- [ACTIVITY] Return every line below exactly as written.

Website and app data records
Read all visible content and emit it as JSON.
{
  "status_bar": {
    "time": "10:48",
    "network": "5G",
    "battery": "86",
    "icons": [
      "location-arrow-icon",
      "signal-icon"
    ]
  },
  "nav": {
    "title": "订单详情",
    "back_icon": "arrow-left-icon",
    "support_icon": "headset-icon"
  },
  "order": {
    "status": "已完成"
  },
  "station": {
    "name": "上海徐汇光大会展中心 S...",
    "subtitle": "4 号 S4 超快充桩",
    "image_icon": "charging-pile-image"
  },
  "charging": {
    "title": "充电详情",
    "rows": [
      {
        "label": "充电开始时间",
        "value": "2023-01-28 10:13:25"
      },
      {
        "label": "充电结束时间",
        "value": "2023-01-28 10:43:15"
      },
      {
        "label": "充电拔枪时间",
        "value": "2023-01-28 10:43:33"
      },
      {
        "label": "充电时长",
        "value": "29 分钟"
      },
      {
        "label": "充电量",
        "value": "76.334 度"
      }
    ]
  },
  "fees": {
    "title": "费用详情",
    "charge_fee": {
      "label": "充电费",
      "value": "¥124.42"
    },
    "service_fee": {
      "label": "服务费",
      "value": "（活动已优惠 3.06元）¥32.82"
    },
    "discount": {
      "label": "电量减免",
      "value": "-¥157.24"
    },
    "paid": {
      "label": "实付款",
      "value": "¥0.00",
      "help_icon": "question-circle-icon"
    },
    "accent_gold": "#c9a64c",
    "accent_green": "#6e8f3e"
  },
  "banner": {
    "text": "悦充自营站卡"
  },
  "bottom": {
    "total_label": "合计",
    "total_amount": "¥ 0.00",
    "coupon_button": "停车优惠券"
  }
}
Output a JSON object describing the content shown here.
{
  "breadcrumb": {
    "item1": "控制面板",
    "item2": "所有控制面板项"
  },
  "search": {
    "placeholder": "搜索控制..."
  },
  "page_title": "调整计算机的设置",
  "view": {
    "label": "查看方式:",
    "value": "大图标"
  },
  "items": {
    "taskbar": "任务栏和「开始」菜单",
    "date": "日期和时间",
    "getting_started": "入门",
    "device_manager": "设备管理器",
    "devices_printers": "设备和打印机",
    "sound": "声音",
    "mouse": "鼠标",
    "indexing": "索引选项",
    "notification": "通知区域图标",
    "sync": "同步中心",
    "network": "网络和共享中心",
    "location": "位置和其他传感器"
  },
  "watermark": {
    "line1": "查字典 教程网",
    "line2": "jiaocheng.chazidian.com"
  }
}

- [RESULT BELOW]
Read all visible content and emit it as JSON.
{
  "status_bar": {
    "time": "10:48",
    "network": "5G",
    "battery": "86",
    "icons": [
      "location-arrow-icon",
      "signal-icon"
    ]
  },
  "nav": {
    "title": "订单详情",
    "back_icon": "arrow-left-icon",
    "support_icon": "headset-icon"
  },
  "order": {
    "status": "已完成"
  },
  "station": {
    "name": "上海徐汇光大会展中心 S...",
    "subtitle": "4 号 S4 超快充桩",
    "image_icon": "charging-pile-image"
  },
  "charging": {
    "title": "充电详情",
    "rows": [
      {
        "label": "充电开始时间",
        "value": "2023-01-28 10:13:25"
      },
      {
        "label": "充电结束时间",
        "value": "2023-01-28 10:43:15"
      },
      {
        "label": "充电拔枪时间",
        "value": "2023-01-28 10:43:33"
      },
      {
        "label": "充电时长",
        "value": "29 分钟"
      },
      {
        "label": "充电量",
        "value": "76.334 度"
      }
    ]
  },
  "fees": {
    "title": "费用详情",
    "charge_fee": {
      "label": "充电费",
      "value": "¥124.42"
    },
    "service_fee": {
      "label": "服务费",
      "value": "（活动已优惠 3.06元）¥32.82"
    },
    "discount": {
      "label": "电量减免",
      "value": "-¥157.24"
    },
    "paid": {
      "label": "实付款",
      "value": "¥0.00",
      "help_icon": "question-circle-icon"
    },
    "accent_gold": "#c9a64c",
    "accent_green": "#6e8f3e"
  },
  "banner": {
    "text": "悦充自营站卡"
  },
  "bottom": {
    "total_label": "合计",
    "total_amount": "¥ 0.00",
    "coupon_button": "停车优惠券"
  }
}
Output a JSON object describing the content shown here.
{
  "breadcrumb": {
    "item1": "控制面板",
    "item2": "所有控制面板项"
  },
  "search": {
    "placeholder": "搜索控制..."
  },
  "page_title": "调整计算机的设置",
  "view": {
    "label": "查看方式:",
    "value": "大图标"
  },
  "items": {
    "taskbar": "任务栏和「开始」菜单",
    "date": "日期和时间",
    "getting_started": "入门",
    "device_manager": "设备管理器",
    "devices_printers": "设备和打印机",
    "sound": "声音",
    "mouse": "鼠标",
    "indexing": "索引选项",
    "notification": "通知区域图标",
    "sync": "同步中心",
    "network": "网络和共享中心",
    "location": "位置和其他传感器"
  },
  "watermark": {
    "line1": "查字典 教程网",
    "line2": "jiaocheng.chazidian.com"
  }
}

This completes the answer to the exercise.